Page 451 - Week 02 - Wednesday, 13 February 2013
wanted it to see with low-acuity illnesses or injury—means it is providing a service, and a free service when we are looking at some of the issues people have in access to health care in the ACT.
Overall, I think the approach we are taking is the right one. I am not pretending there are not real difficulties ahead in terms of meeting timeliness, but at the same time as we meet timeliness and focus on timeliness, let us look at quality of service, which is always very high, and let us look at the lives that are saved. Let us have that as part of the narrative—the work that is done. Let us also make sure it is a hospital-wide solution. That is the work before me. That is the work that has already started, and change comes slowly in health. You cannot go in there and just bang your fist on the table and expect things to change. You have to work with clinicians, and that is what we are doing. Over time, if we can shift the focus off the emergency department and shift the focus across the hospital about what is happening to support the work in the emergency department, we will see timeliness improve.
We will be supporting the motion with an amendment moved by Mr Rattenbury. It acknowledges that I have already asked the Auditor-General to come out within 12 months and review progress. How she chooses to conduct that and the scope of that audit is entirely up to her. I understand she has that as a potential review on her audit work ahead of her. I will provide the plan to improve access to the emergency department in March this year. That will be a hospital-wide plan, as I have outlined in the motion today.

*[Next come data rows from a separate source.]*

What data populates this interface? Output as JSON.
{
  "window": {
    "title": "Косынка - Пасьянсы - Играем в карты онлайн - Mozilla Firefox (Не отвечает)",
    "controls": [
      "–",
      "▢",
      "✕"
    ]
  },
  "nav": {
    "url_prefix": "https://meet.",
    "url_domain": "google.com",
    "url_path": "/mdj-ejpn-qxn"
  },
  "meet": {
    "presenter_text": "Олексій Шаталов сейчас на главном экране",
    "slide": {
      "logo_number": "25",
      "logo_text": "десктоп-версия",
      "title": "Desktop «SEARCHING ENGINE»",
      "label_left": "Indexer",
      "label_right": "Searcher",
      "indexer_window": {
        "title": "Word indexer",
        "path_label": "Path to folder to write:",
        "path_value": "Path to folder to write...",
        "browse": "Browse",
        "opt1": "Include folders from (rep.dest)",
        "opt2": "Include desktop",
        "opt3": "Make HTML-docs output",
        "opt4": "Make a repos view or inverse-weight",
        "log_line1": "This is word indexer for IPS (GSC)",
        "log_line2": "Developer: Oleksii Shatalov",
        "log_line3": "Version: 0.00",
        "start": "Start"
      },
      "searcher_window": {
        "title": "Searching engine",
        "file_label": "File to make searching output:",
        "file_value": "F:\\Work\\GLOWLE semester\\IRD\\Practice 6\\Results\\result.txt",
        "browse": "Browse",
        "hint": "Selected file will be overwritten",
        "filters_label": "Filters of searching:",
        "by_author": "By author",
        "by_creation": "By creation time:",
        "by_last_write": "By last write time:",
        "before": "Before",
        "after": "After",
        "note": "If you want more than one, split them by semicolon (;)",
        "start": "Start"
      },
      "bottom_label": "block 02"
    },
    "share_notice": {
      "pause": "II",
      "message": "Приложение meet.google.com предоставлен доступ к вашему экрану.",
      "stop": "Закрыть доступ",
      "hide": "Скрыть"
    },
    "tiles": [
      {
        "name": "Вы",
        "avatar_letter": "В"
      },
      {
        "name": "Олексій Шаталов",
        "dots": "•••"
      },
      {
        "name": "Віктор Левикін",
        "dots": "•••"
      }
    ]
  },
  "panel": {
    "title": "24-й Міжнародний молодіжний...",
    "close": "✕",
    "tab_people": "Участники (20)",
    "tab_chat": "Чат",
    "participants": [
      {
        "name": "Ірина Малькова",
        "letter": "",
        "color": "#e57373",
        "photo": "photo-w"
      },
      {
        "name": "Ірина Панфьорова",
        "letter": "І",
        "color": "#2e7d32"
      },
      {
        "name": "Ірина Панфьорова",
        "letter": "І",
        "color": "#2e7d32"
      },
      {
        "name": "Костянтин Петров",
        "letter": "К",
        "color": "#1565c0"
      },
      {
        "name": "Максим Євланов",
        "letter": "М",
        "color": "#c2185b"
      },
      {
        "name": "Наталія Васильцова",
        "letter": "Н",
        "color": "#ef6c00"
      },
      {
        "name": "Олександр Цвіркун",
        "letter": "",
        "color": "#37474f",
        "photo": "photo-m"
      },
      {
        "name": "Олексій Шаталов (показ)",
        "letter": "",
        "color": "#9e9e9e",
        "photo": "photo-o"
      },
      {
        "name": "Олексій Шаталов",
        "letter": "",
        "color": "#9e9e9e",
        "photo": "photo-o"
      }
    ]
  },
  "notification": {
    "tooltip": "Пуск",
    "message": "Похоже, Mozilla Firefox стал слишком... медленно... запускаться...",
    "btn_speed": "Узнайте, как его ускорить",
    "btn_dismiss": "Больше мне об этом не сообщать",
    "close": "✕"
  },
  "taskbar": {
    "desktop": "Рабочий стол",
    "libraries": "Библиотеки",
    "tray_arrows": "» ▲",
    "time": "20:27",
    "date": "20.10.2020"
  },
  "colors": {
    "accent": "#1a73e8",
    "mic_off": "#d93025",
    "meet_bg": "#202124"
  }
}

MR RATTENBURY (Molonglo) (11.19): I thank Mr Hanson for raising the issue today because it is one of considerable interest in the community. I think that overall the service and treatment that patients receive in our hospitals are excellent. The majority of people who need emergency treatment are dealt with efficiently and with great care. I note that the first part of Mr Hanson’s motion acknowledges the outstanding work of the staff in the hospital and, I think implicitly, the dedication with which they approach what is often a very difficult task. The Greens acknowledge that emergency department waiting times is an issue that needs to be looked at. The report on government services released last week shows that Canberra hospitals have the longest emergency department waiting times in Australia. As I said, that is a matter of public concern.
Although I recognise the concerns behind Mr Hanson’s motion today, I do not support all of the action that he calls for. The Auditor-General’s Office is certainly a good organisation to analyse and assess many problems with government activities. However, I do not believe that in this instance it is the right step at this stage if we want to truly address the problem. The Auditor-General is, of course, our central review agency to ensure probity in government action and it was appropriate that the issues concerning the accuracy of the data were considered by the Auditor-General.
My amendment notes that the government has requested that the Auditor-General review the progress on implementing improvements to the emergency department performance information and we await the report of the review. I recognise that this